School Board approves 4 cent drop in tax rate; benefit of building refinancing will be felt later
For the second year in a row, spending is down in the Northern Ozaukee School District according to the budget unanimously approved by the 2014-15 school board on Monday.
Total spending in the budget is $16.6 million, down 1.28% from the $16.8 million spending plan put into place last year. Expenditures in that budget were down 4.6% from the previous year.
The new budget will require an equalized tax rate of $11.80 per $1,000 of property value, a drop of four cents per $1,000 from last year.
The district’s state aid increased slightly, from $2,653,370 in 2013-14 to $2,708,596 in 2014-15.

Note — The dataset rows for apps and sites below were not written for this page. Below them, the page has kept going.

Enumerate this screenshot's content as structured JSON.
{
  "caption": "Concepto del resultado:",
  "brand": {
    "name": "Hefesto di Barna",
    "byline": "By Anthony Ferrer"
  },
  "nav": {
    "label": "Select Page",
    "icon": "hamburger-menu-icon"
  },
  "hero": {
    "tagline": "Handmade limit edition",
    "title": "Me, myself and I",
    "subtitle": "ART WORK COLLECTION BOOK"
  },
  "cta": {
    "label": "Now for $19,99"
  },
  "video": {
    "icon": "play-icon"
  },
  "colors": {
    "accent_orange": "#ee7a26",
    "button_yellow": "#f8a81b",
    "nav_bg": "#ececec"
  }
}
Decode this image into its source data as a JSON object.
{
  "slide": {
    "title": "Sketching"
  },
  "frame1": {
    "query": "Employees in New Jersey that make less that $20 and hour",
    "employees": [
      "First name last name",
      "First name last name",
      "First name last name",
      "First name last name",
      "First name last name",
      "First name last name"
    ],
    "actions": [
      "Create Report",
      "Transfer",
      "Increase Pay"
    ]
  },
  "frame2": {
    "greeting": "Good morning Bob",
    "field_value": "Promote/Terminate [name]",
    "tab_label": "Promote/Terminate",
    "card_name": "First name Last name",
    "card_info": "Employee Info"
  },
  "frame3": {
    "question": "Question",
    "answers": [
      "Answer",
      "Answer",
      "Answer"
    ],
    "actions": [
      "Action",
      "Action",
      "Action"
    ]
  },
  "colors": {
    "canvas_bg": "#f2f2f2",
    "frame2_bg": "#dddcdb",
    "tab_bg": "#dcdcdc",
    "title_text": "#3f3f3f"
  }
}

Similarly, after two years of declines, the district’s equalized property valuation — a key figure used in calculating state aid — rose by 1%, to $559 million.
With spending held largely in check, officials noted the biggest difference in the budget is the refinancing of $3.6 million in debt still owed on the construction of the middle school.
That debt service will increase from $705,000 to $872,000 in the 2014-15 budget, but will eliminate high back-end payments that were coming due at the end of the old payment schedule.
Payments were slated to rise to $937,000 by 2019, but will remain steady with the new payback plan.
The refinancing through First Citizens Bank of Whitewater is at an interest rate of 2.5%, and it will save the district more than $100,000 over the next five years.
No citizens attended the budget hearing, but Supt. Blake Peuse refused to read too much into their absence.
“I would not want to speculate on why people did not show up for the meeting,” Peuse said following the hearing.
“I would love to think that it is because we are doing such an outstanding job with the budget that there would be no need. We do, however, appreciate feedback from people, so in that way we miss the public comment.”
The only criticism of the budget came from board member Kendall Thistle, who took exception to the inclusion of $30,000 in an account earmarked for the law firm of Godfrey & Kahn.
The firm handled the lawsuit filed by the school district against Thistle and his wife over a berm erected on the family’s property adjacent to school land.
“I am curious why this money is in the budget for a lawsuit that was dismissed at (the district’s) request?” Thistle asked.
Peuse said some final issues still need to be resolved in the matter, which ended up costing the district more than $167,000.
“Not to budget for this would have been imprudent,” the superintendent said.
The Thistles reportedly spent $80,000 defending themselves in the suit.